Element data from apps and pages:
<<<<
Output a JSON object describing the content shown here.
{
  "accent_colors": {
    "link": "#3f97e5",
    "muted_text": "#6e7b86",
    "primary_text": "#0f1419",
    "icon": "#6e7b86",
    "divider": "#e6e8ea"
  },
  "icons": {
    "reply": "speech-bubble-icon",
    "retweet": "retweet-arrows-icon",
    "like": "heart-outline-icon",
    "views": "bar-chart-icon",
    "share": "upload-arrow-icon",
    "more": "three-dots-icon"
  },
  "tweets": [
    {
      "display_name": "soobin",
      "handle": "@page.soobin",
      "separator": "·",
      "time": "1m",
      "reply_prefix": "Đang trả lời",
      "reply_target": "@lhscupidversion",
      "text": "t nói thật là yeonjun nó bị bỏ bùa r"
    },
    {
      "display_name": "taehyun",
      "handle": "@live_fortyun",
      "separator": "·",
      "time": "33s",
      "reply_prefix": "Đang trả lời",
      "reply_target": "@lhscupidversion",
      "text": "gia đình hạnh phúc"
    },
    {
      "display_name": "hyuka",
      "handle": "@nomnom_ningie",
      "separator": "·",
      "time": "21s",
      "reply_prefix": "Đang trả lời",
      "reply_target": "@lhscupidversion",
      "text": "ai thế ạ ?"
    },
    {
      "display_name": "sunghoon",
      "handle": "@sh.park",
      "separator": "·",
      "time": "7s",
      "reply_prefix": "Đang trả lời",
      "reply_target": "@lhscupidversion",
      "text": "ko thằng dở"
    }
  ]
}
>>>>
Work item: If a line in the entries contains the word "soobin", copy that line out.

Result:
      "display_name": "soobin",
      "handle": "@page.soobin",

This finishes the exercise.